What I have seen since the 2008 financial crisis—when major universities, including Alberta, lost 30 percent of their endowment principal—is that it has taken many years to rebuild and the universities have not yet fully recouped their losses, at least not as evidenced by our endowments. Budget cutbacks to departments and programs have not encouraged much expansion of studies, and the PJRC is not seeing as many proposals for funding as previously. I hope this will change soon.

The U of A is one of our largest endowments, and we have been pleased to be working closely with the academics and university administration for decades.

There have been changes. When a 5-percent fee was imposed on future donations from the Ukrainian community (to fund development/advancement/fundraising departments of the university), I was informed by CIUS and acted quickly, sending letters of objection with valid reasons to then U of A President Indira Samarasekera. I viewed this as extremely detrimental to the work of the centres: in business terms, it would be similar to increasing your sales department but decreasing your products to sell—counterproductive at best. This 5 percent would be discouraging to donors, on whom the university so heavily relies. Within two years, donations dropped so significantly that the 5-percent fee was rescinded.

What this means is that donors, institutes, and programs need to be actively involved in protecting and pushing for what is good for them.
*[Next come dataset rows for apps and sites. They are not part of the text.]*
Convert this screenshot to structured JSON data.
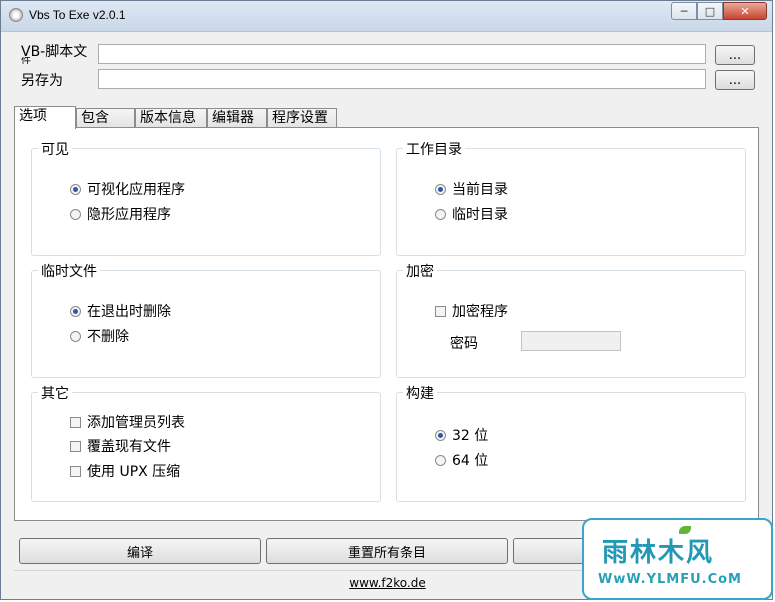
{
  "window": {
    "title": "Vbs To Exe v2.0.1"
  },
  "fields": {
    "vbs_label": "VB-脚本文",
    "vbs_label_ext": "件",
    "vbs_value": "",
    "saveas_label": "另存为",
    "saveas_value": "",
    "browse_label": "..."
  },
  "tabs": [
    "选项",
    "包含",
    "版本信息",
    "编辑器",
    "程序设置"
  ],
  "groups": {
    "visible": {
      "title": "可见",
      "options": [
        "可视化应用程序",
        "隐形应用程序"
      ],
      "selected": 0
    },
    "workdir": {
      "title": "工作目录",
      "options": [
        "当前目录",
        "临时目录"
      ],
      "selected": 0
    },
    "tempfiles": {
      "title": "临时文件",
      "options": [
        "在退出时删除",
        "不删除"
      ],
      "selected": 0
    },
    "encrypt": {
      "title": "加密",
      "checkbox": "加密程序",
      "password_label": "密码",
      "password_value": ""
    },
    "other": {
      "title": "其它",
      "checkboxes": [
        "添加管理员列表",
        "覆盖现有文件",
        "使用 UPX 压缩"
      ]
    },
    "build": {
      "title": "构建",
      "options": [
        "32 位",
        "64 位"
      ],
      "selected": 0
    }
  },
  "buttons": {
    "compile": "编译",
    "reset": "重置所有条目"
  },
  "footer": {
    "link": "www.f2ko.de"
  },
  "watermark": {
    "logo": "雨林木风",
    "url": "WwW.YLMFU.CoM"
  }
}
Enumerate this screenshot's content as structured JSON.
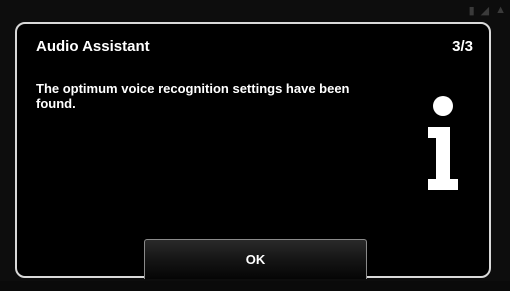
{
  "dialog": {
    "title": "Audio Assistant",
    "counter": "3/3",
    "message": "The optimum voice recognition settings have been found.",
    "icon": "info-icon",
    "ok_label": "OK"
  },
  "status_bar": {
    "icons": [
      "status-icon",
      "signal-icon",
      "alert-icon"
    ]
  },
  "colors": {
    "background": "#000000",
    "border": "#d9d9d9",
    "text": "#ffffff"
  }
}
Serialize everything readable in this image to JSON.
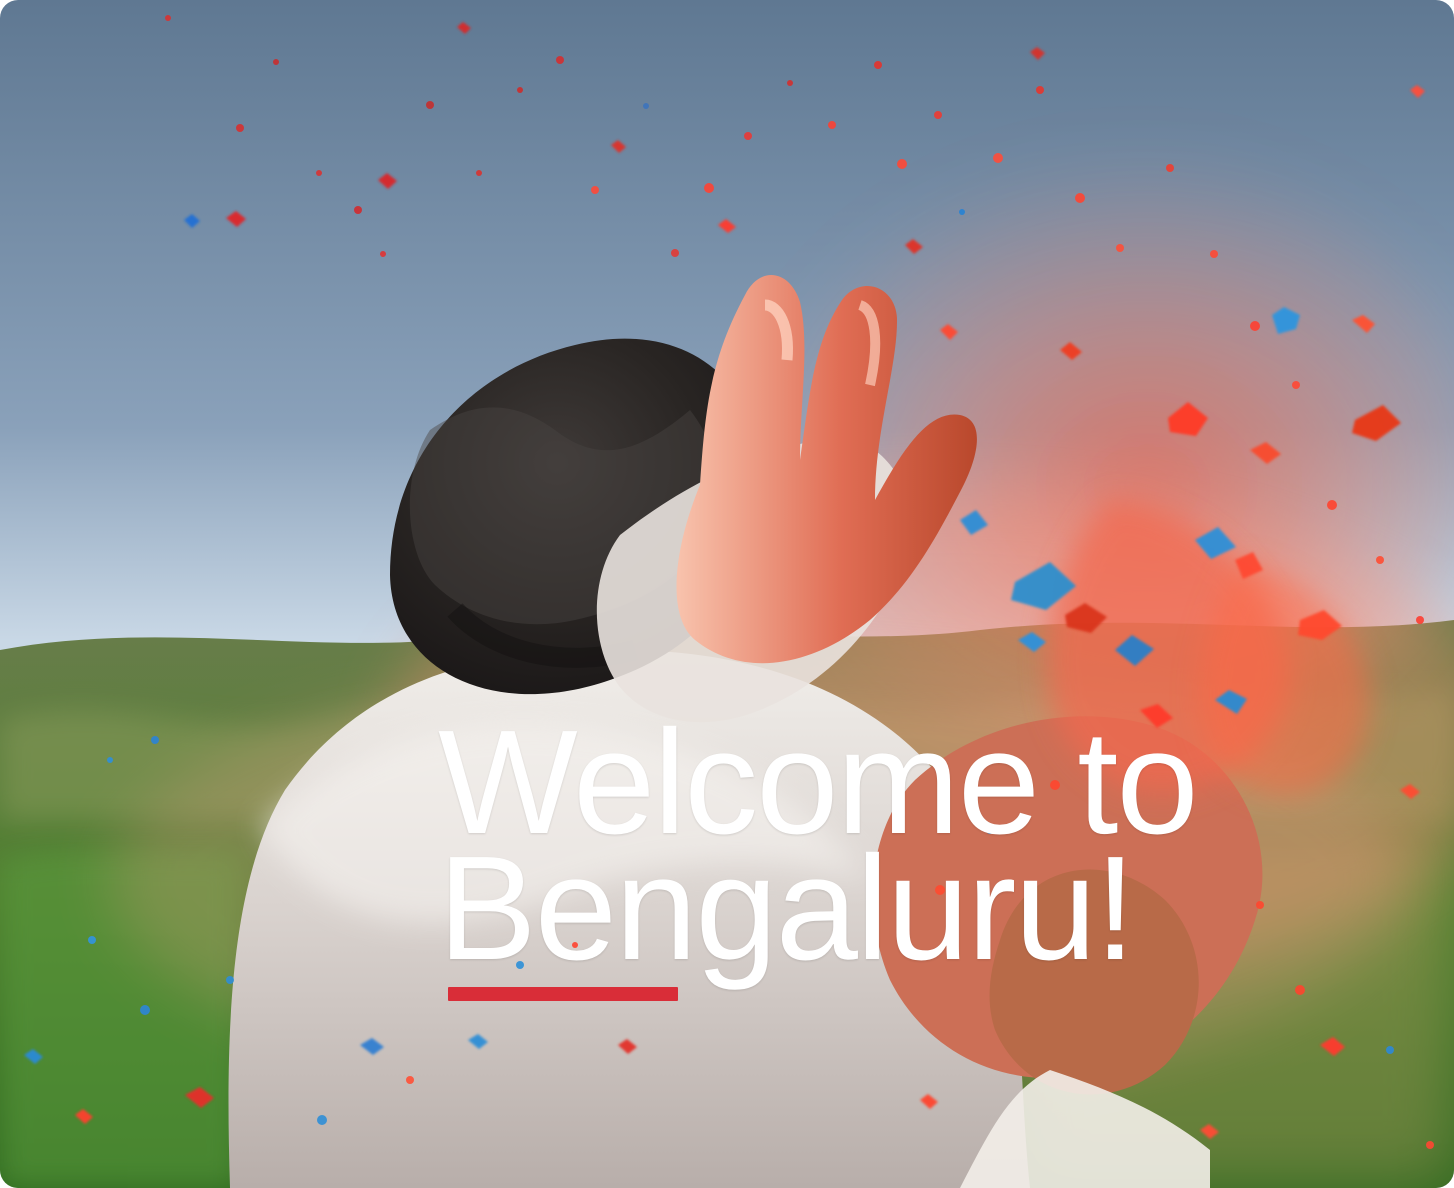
{
  "hero": {
    "title_line_1": "Welcome to",
    "title_line_2": "Bengaluru!",
    "accent_color": "#d92d38",
    "text_color": "#ffffff",
    "scene": "holi-color-powder-splash"
  }
}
In turn, this will be good for the university. Measurable productivity is what counts.

This brings me to the point that we need to select charismatic, hard-working, and passionate academics to head our programs and courses. Students gravitate to such professors/directors, and then enrolments increase. Most often, generating success is about the  one employs.

Now to the extremely important and crucial topic of succession. It affects every organization. We have had such dynamic academics for decades, as evidenced by many of the participants at this conference and celebration. It is imperative that institutions and programs be assured that there will be succession implemented by the university, and that the mandates and programs will be continued. Our Education Foundation is always concerned about this when considering funding.

Also, the donors of Toronto very much appreciate that CIUS is a . It is based in Alberta but has a Toronto branch that produces academically and interacts well with the community, keeping it very much informed.

In the past 30 years, the PJEF has been quite successful at receiving matching funds, negotiating clear contracts with universities, and monitoring the progress of endowments and their relevant programs. We have international outreach, with significant funds and impact. Therefore the PJEF has its own model of success in the expansion of Ukrainian studies.

Having solid experience in this field, we look forward to continuing to entertain academic proposals that have tangible, measurable results, and progressing in what we believe we do well.